== Exercise instructions ==
I'd ask you to write out the lines below exactly, with no images.

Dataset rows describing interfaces
Start of Block
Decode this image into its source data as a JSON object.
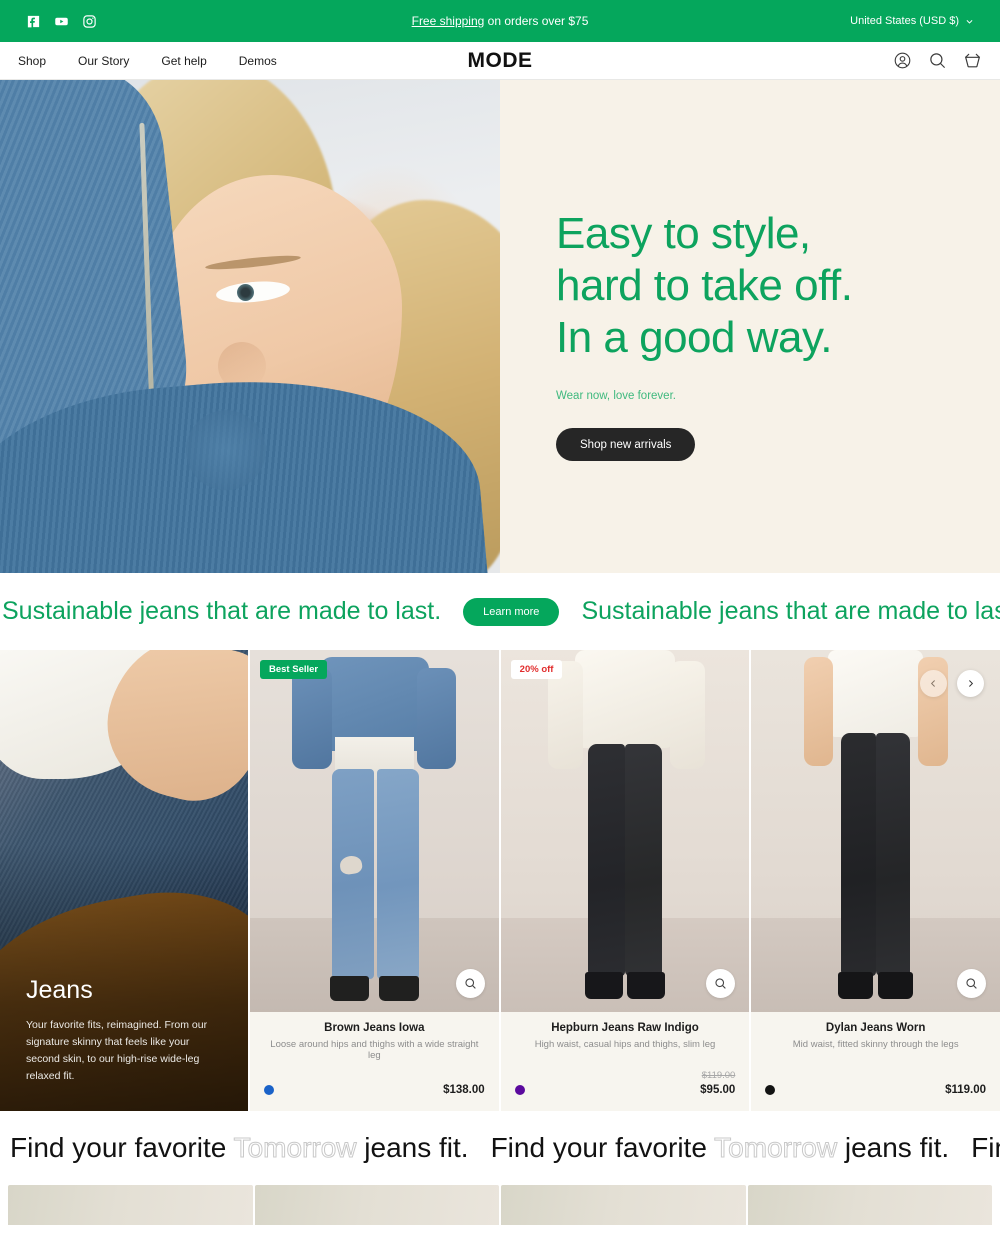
{
  "announcement": {
    "social": [
      {
        "name": "facebook-icon",
        "label": "Facebook"
      },
      {
        "name": "youtube-icon",
        "label": "YouTube"
      },
      {
        "name": "instagram-icon",
        "label": "Instagram"
      }
    ],
    "message_link": "Free shipping",
    "message_rest": " on orders over $75",
    "locale": "United States (USD  $)",
    "bg_color": "#05a75c"
  },
  "header": {
    "nav": [
      {
        "label": "Shop"
      },
      {
        "label": "Our Story"
      },
      {
        "label": "Get help"
      },
      {
        "label": "Demos"
      }
    ],
    "logo": "MODE",
    "icons": [
      {
        "name": "account-icon",
        "label": "Account"
      },
      {
        "name": "search-icon",
        "label": "Search"
      },
      {
        "name": "cart-icon",
        "label": "Cart"
      }
    ]
  },
  "hero": {
    "heading_lines": [
      "Easy to style,",
      "hard to take off.",
      "In a good way."
    ],
    "subheading": "Wear now, love forever.",
    "cta": "Shop new arrivals",
    "heading_color": "#0da35e",
    "panel_bg": "#f7f2e8"
  },
  "marquee_green": {
    "text": "Sustainable jeans that are made to last.",
    "button": "Learn more",
    "color": "#0da35e"
  },
  "collection": {
    "title": "Jeans",
    "description": "Your favorite fits, reimagined. From our signature skinny that feels like your second skin, to our high-rise wide-leg relaxed fit."
  },
  "products": [
    {
      "badge": "Best Seller",
      "badge_type": "best",
      "name": "Brown Jeans Iowa",
      "description": "Loose around hips and thighs with a wide straight leg",
      "price": "$138.00",
      "compare_at": "",
      "swatch": "#1a62c8",
      "quickview": "search-icon"
    },
    {
      "badge": "20% off",
      "badge_type": "sale",
      "name": "Hepburn Jeans Raw Indigo",
      "description": "High waist, casual hips and thighs, slim leg",
      "price": "$95.00",
      "compare_at": "$119.00",
      "swatch": "#5b0a9e",
      "quickview": "search-icon"
    },
    {
      "badge": "",
      "badge_type": "",
      "name": "Dylan Jeans Worn",
      "description": "Mid waist, fitted skinny through the legs",
      "price": "$119.00",
      "compare_at": "",
      "swatch": "#131313",
      "quickview": "search-icon"
    }
  ],
  "carousel": {
    "prev_label": "Previous",
    "next_label": "Next"
  },
  "marquee_black": {
    "before": "Find your favorite ",
    "outline": "Tomorrow",
    "after": " jeans fit."
  }
}
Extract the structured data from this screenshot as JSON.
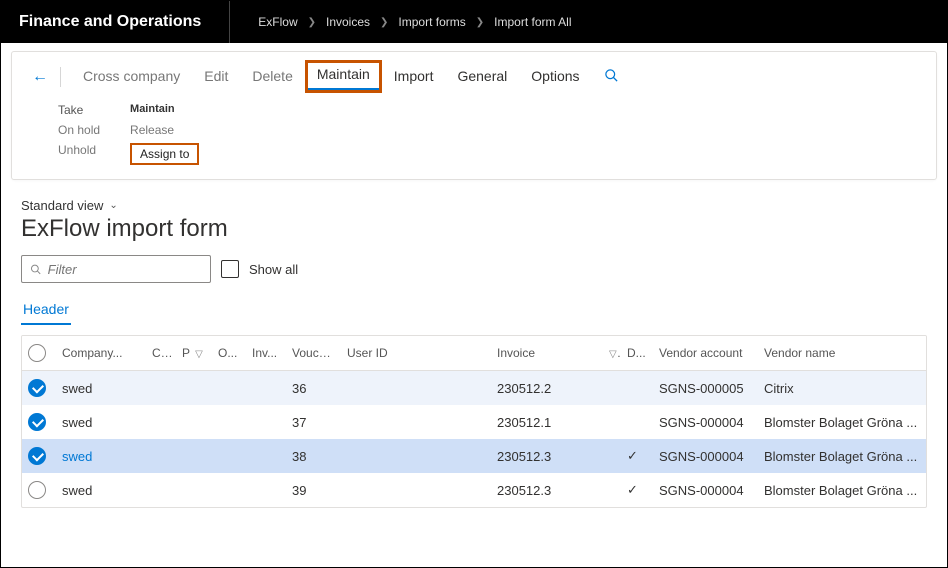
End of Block
== Worked solution ==
Decode this image into its source data as a JSON object.
{
  "announcement": {
    "social": [
      {
        "name": "facebook-icon",
        "label": "Facebook"
      },
      {
        "name": "youtube-icon",
        "label": "YouTube"
      },
      {
        "name": "instagram-icon",
        "label": "Instagram"
      }
    ],
    "message_link": "Free shipping",
    "message_rest": " on orders over $75",
    "locale": "United States (USD  $)",
    "bg_color": "#05a75c"
  },
  "header": {
    "nav": [
      {
        "label": "Shop"
      },
      {
        "label": "Our Story"
      },
      {
        "label": "Get help"
      },
      {
        "label": "Demos"
      }
    ],
    "logo": "MODE",
    "icons": [
      {
        "name": "account-icon",
        "label": "Account"
      },
      {
        "name": "search-icon",
        "label": "Search"
      },
      {
        "name": "cart-icon",
        "label": "Cart"
      }
    ]
  },
  "hero": {
    "heading_lines": [
      "Easy to style,",
      "hard to take off.",
      "In a good way."
    ],
    "subheading": "Wear now, love forever.",
    "cta": "Shop new arrivals",
    "heading_color": "#0da35e",
    "panel_bg": "#f7f2e8"
  },
  "marquee_green": {
    "text": "Sustainable jeans that are made to last.",
    "button": "Learn more",
    "color": "#0da35e"
  },
  "collection": {
    "title": "Jeans",
    "description": "Your favorite fits, reimagined. From our signature skinny that feels like your second skin, to our high-rise wide-leg relaxed fit."
  },
  "products": [
    {
      "badge": "Best Seller",
      "badge_type": "best",
      "name": "Brown Jeans Iowa",
      "description": "Loose around hips and thighs with a wide straight leg",
      "price": "$138.00",
      "compare_at": "",
      "swatch": "#1a62c8",
      "quickview": "search-icon"
    },
    {
      "badge": "20% off",
      "badge_type": "sale",
      "name": "Hepburn Jeans Raw Indigo",
      "description": "High waist, casual hips and thighs, slim leg",
      "price": "$95.00",
      "compare_at": "$119.00",
      "swatch": "#5b0a9e",
      "quickview": "search-icon"
    },
    {
      "badge": "",
      "badge_type": "",
      "name": "Dylan Jeans Worn",
      "description": "Mid waist, fitted skinny through the legs",
      "price": "$119.00",
      "compare_at": "",
      "swatch": "#131313",
      "quickview": "search-icon"
    }
  ],
  "carousel": {
    "prev_label": "Previous",
    "next_label": "Next"
  },
  "marquee_black": {
    "before": "Find your favorite ",
    "outline": "Tomorrow",
    "after": " jeans fit."
  }
}
Extract the structured data from this screenshot as JSON.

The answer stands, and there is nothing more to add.